What is next? Will we now be allowing drug companies to use our children as lab rats for the marketability of a new drug? Or perhaps cosmetic companies can just spray chemicals in our kids eyes to see if a new makeup product is hypoallergenic? When did it become okay to put the interests of a corporation’s bottom line, over the welfare of our children?

The opt-out movement has been successful in New York. Activist groups such as NYSAPE (New York Allies for Public Education) have helped organize resistance to over testing. The NYSUT (New York State Union of Teachers) is also opposed to field testing. Parents can refuse to have their child take field tests. There are links to sample refusal letters for stand alone field tests. There are several school districts that do opt-out of field tests. Also, since almost 25% of New York’s Common Core questions are already embedded in the actual tests, that means students who are sitting for 18 hours over six days under high stakes testing conditions, spend four and a half of those hours answering questions that will not be used for their grade. That is four and a half hours our children could be learning something meaningful, instead of working for Pearson publishing for free.

What are the benefits to the students and teachers for taking field tests? Arguments could be made that high school students who must take the NYS Regents might benefit from the practice under testing conditions three weeks before they must sit for this year’s exam. However, that benefit must be weighed against the loss of class time for the teachers involved. And it must be weighed against the cost of paying teachers for lost prep periods spent on proctoring. There is no benefit for 3 - 8 grade students to sit for more testing, after just finishing 10 school days of Common Core and MOSL exams.

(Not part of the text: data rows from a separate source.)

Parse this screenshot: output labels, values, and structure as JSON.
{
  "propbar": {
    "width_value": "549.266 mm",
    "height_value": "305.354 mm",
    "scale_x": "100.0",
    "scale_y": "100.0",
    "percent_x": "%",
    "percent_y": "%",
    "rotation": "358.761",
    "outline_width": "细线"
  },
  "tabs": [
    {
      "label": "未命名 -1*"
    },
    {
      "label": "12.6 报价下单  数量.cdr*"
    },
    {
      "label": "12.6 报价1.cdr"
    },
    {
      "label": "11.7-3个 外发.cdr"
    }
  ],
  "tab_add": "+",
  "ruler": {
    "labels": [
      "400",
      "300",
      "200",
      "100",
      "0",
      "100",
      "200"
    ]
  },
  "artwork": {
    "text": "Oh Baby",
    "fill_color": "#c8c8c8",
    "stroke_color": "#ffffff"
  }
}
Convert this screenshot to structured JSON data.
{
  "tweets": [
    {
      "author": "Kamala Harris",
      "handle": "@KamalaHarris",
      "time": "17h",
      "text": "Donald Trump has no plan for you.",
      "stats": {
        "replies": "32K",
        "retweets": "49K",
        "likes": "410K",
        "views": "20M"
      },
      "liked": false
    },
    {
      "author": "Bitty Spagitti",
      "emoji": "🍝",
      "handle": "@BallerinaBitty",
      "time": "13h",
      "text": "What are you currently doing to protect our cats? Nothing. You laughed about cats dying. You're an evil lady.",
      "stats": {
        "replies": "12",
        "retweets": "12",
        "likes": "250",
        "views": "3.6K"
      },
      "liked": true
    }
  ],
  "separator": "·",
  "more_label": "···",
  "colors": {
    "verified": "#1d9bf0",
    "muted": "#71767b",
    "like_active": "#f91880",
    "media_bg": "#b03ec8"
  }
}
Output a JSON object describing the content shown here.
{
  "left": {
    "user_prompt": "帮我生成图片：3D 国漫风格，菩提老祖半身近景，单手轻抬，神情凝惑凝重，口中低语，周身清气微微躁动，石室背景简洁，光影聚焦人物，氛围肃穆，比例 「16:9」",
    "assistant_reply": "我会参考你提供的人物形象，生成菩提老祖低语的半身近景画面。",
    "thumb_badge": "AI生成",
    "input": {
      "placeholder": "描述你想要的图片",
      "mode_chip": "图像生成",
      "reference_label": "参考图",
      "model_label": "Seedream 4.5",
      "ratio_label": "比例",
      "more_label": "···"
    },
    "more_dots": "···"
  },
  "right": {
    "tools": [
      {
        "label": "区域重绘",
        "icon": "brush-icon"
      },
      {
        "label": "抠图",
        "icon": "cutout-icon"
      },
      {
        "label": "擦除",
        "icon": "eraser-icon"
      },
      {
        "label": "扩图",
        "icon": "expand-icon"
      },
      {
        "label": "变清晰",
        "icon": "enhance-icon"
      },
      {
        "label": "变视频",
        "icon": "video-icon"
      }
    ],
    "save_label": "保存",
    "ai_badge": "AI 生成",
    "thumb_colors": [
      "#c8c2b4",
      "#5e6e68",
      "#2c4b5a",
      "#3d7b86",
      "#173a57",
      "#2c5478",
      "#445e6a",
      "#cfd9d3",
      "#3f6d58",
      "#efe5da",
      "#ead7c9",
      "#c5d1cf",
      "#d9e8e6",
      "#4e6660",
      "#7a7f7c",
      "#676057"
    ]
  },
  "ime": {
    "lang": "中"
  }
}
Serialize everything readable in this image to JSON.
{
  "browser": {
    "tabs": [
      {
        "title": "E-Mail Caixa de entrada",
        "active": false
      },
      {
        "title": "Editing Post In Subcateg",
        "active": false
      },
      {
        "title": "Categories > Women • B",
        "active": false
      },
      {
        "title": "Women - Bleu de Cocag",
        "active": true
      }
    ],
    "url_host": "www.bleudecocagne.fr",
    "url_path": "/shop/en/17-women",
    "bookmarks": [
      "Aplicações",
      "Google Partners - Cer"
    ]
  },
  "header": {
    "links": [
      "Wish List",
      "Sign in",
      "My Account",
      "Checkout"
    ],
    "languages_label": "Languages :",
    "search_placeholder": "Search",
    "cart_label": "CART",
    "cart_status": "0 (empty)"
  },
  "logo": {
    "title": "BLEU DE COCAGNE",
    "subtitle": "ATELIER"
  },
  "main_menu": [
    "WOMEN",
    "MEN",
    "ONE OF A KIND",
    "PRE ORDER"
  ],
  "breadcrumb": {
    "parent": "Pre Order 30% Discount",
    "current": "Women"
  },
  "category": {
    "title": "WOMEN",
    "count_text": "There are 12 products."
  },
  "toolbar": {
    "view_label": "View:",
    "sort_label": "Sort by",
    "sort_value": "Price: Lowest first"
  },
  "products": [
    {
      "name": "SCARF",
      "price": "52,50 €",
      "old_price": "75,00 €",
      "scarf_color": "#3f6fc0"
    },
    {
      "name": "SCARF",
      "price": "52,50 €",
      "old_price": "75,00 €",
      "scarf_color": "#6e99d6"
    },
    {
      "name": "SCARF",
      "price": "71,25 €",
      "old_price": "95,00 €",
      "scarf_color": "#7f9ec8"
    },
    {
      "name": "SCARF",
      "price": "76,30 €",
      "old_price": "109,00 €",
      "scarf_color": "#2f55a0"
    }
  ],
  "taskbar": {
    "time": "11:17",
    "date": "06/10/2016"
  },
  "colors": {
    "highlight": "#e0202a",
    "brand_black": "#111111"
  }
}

Our children are being used as free labor to norm exams that only serve three purposes: evaluating students, evaluating teachers and making corporate profit. Even in New York where the opt-out movement is strong, we have thousands of kids sitting at the end of the year for the benefit of corporations. This information about field testing is suppressed at the state, city and school levels, in order to maintain testing profits.  

Educators know that students thrive through actual learning; creativity, class presentations, discussions, projects, art and music. They are also enriched by taking part in arts festivals, theater productions, producing student films, performing in talent shows or poetry slams. Springtime should be for field days where students can compete, exercise and bond with each other. Where they have the opportunity to work as a team, and actually enjoy school.

Many schools still manage to include these enrichments in our children’s education, but that is in spite of the pressure to have students perform well on these high stakes tests. The end of the school year is supposed to be for celebrations and reflection, not for meaningless testing in order to ensure corporate profit.

When do we stand up for our children and not let them be used as fodder for the for-profit testing industry? #StopThisMadness


  1. We have Field Hour now. Sad times.

  2. is this also going on in WA state?

    there must be a way for 'the public' to take back education, expose and resist--can students be kept home for those 10 days to boycott these corporate, wall street tests? what about teacher, parents, student, community boards to make the decisions? what can I do in Bellingham, WA?